It is manifest that the value of the subdivisions must depend on that of the primary divisions; that is, the intermediate spaces must have a proportional value. If, for example, the 1 at the left hand be called one unit, and the 2 on the right

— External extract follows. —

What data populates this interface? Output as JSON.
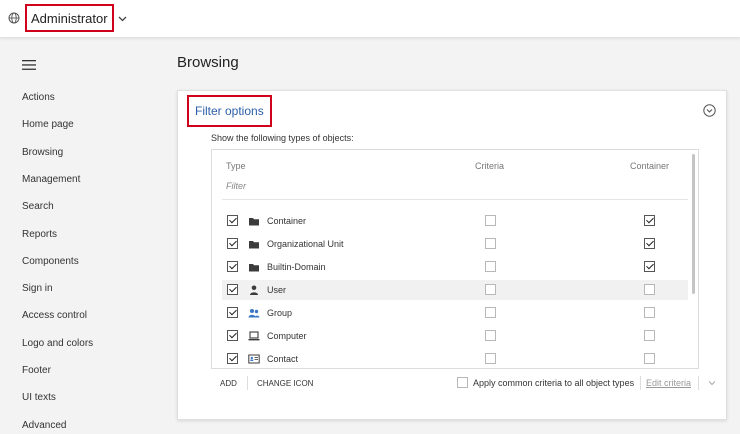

two units, then, as there are ten long marks between 1 and 2 to denote the principal subdivisions, each of these marks must be called one-tenth. Thus, if we call the 1 one unit, the first long mark between 1 and 2 will represent one and one-tenth, or 1.1, and the second one and two-tenths, or 1.2, and the third 1.3, the fourth 1.4, the fifth 1.5, or one and a half, and so on to the next primary division, which represents two units. Then between 2 and 3 there are ten marks, or if more than ten there will be ten long marks to denote the principal subdivisions, and these must be reckoned as before, the first mark (or first long mark) after the 2 representing 2.1, the second 2.2, the third 2.3, and so on to 3; and in like manner we continue to reckon till we come to 1 or 10 at the middle of the rule; unless (as is sometimes the case) there should be but five spaces or divisions laid down on the rule between 8 and 9, and 9 and 10, in which case you must count these spaces two-tenths, the first after the 9 representing nine and two-tenths, or 9.2, the second 9.4, the third 9.6, and so on to 1, or 10 at the middle of the line. Then, as there are ten long marks, or ten principal subdivisions between 10 and 20, each of these must be reckoned one unit; the first, therefore, will represent 11, the second 12, the third 13, the fourth 14, and so on. Or, beginning at the left hand at 1, and calling the 1 one-tenth, and the 2 following two-tenths, then, as there are ten principal divisions between 1 and 2, or one-tenth and two-tenths, each of these must be reckoned one-tenth of onetenth, or one-hundredth. Calling the 1 one-tenth, or .1, the first long mark will represent .11, or eleven hundredths, the second .12, the third .13, the fourth .14, and so on to .2. And between .2 and .3, each mark, or (if there be more than ten spaces or divisions) each long mark must be counted as before, one-tenth of one-tenth, or one-hundredth. Between .3 and 4, between .4 and .5, and so on to .8, there are ten marks or divisions between each of the principal divisions; and consequently each of these minor divisions must be valued as before, being called one-hundredth. Between .8 and .9, and .9 and .10, if there be ten spaces, each will be equal to onehundredth; but if there be but five divisions, each space must